When it came to getting Rival Sons published that was very different. I sent it off to Shotgun Honey, I’d always been a fan of the stuff they put out, on their website (I’ve had a number of tales there myself) and in books. I waited months and heard nothing so assumed it was a no and started punting it around other places. Then an email came in from Ron at Shotgun Honey saying he wanted it! I couldn’t believe it and said yes instantly, this was an ambition of mine fulfilled a book published by the publisher that had put out works by the likes of Tom Pitts and Chris Leek. And then, over the next few weeks I got acceptance emails from three other publishers I’d speculatively sent it to, I only submitted to four in total including Shotgun Honey – I was so grateful to all of them, but I had to tell them the book was already with another publisher. One note of advice to authors submitting manuscripts, if you’re submitting to multiple publishers always tell them that – it’s shitty not to, I made it clear than I was punting Rival Sons around to publishers. I don’t think there’s anything wrong in doing so, generally you’re going to get a lot of rejections so you need to play the odds, but be polite and check their submission guide if they say not to submit to multiples don’t submit to them at the same time as others. If you are submitting to multiple do let the publisher know that, not in some “you’d better act quick or you’ll miss out” way – they wont be missing out they will have thousands of submissions, it’s just a polite thing to do so they can decide whether or not to waste their time.

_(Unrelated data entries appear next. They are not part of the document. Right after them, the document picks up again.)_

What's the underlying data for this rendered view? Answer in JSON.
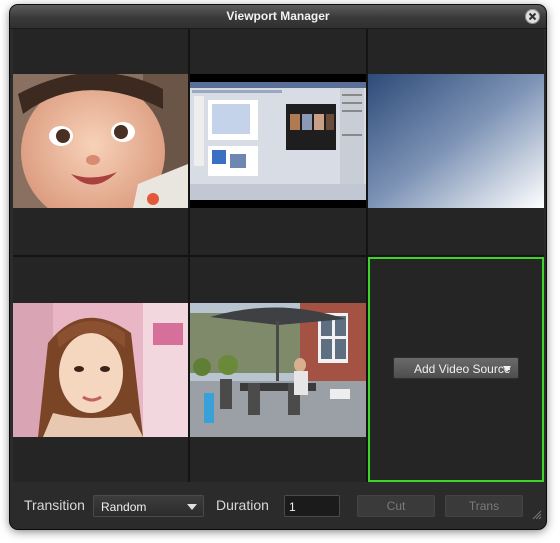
{
  "window": {
    "title": "Viewport Manager"
  },
  "viewports": [
    {
      "name": "baby",
      "has_video": true
    },
    {
      "name": "desktop-capture",
      "has_video": true
    },
    {
      "name": "gradient",
      "has_video": true
    },
    {
      "name": "girl-portrait",
      "has_video": true
    },
    {
      "name": "patio",
      "has_video": true
    },
    {
      "name": "empty",
      "has_video": false
    }
  ],
  "add_source": {
    "label": "Add Video Source"
  },
  "controls": {
    "transition_label": "Transition",
    "transition_value": "Random",
    "duration_label": "Duration",
    "duration_value": "1",
    "cut_label": "Cut",
    "trans_label": "Trans"
  },
  "colors": {
    "selected_border": "#3fd42a",
    "window_bg": "#2b2b2b"
  }
}
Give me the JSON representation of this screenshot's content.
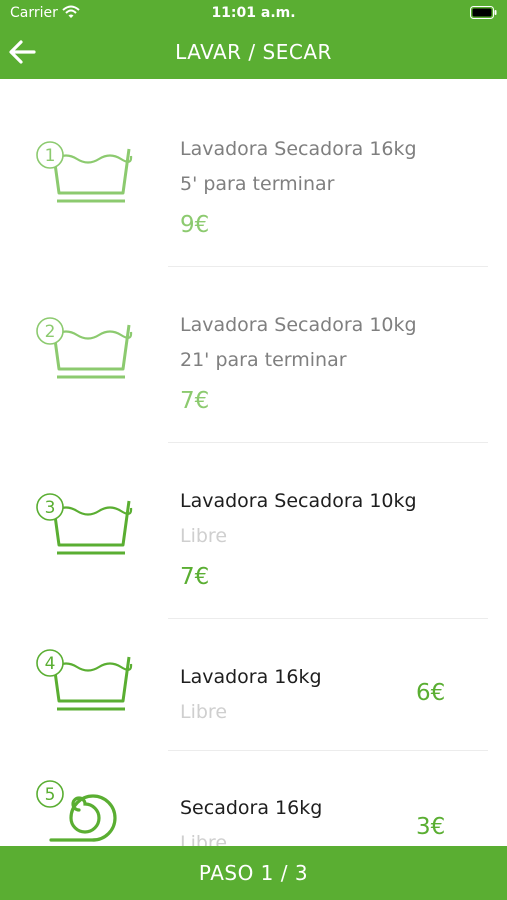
{
  "status_bar": {
    "carrier": "Carrier",
    "time": "11:01 a.m."
  },
  "header": {
    "title": "LAVAR / SECAR"
  },
  "icons": {
    "back": "arrow-left-icon",
    "wash": "wash-tub-icon",
    "dry": "dryer-spiral-icon"
  },
  "colors": {
    "brand": "#5aae32",
    "busy_price": "#8cca6f",
    "busy_text": "#7f7f7f",
    "free_status": "#cfcfcf"
  },
  "machines": [
    {
      "number": "1",
      "name": "Lavadora Secadora 16kg",
      "status": "5' para terminar",
      "price": "9€",
      "type": "wash",
      "state": "busy"
    },
    {
      "number": "2",
      "name": "Lavadora Secadora 10kg",
      "status": "21' para terminar",
      "price": "7€",
      "type": "wash",
      "state": "busy"
    },
    {
      "number": "3",
      "name": "Lavadora Secadora 10kg",
      "status": "Libre",
      "price": "7€",
      "type": "wash",
      "state": "free"
    },
    {
      "number": "4",
      "name": "Lavadora 16kg",
      "status": "Libre",
      "price": "6€",
      "type": "wash",
      "state": "free"
    },
    {
      "number": "5",
      "name": "Secadora 16kg",
      "status": "Libre",
      "price": "3€",
      "type": "dry",
      "state": "free"
    }
  ],
  "footer": {
    "label": "PASO 1 / 3"
  }
}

Did being published change how you work? You have experience of a couple of indie publishers and I’d be interested to know how working with them impacts on your writing.
I don’t think it’s changed a thing. I think I’m a better writer because of these publishers, their editing and advice has been invaluable but for me I would have written the books I’ve written regardless. I think all that’s happened is I’ve found publishers that were perfectly aligned with the books I wanted to write. I knew they’d be broadly write because I’d read the work they put out, I just had to hope they liked what I did – thankfully they did.
And finally, It’s the question I think every writer dreads but I’m going to ask it anyway! What is it that compels you to write?
I love stories. It really is as simple as that. I do it because I love it, I love to be creative and I love to be occupied. The minute I stop enjoying it I will stop, I hope that day never comes.
Huge thanks to Aidan for taking the time to support #Fahrenbruary.
Rival Sons is published by Shotgun Honey and is available to order here.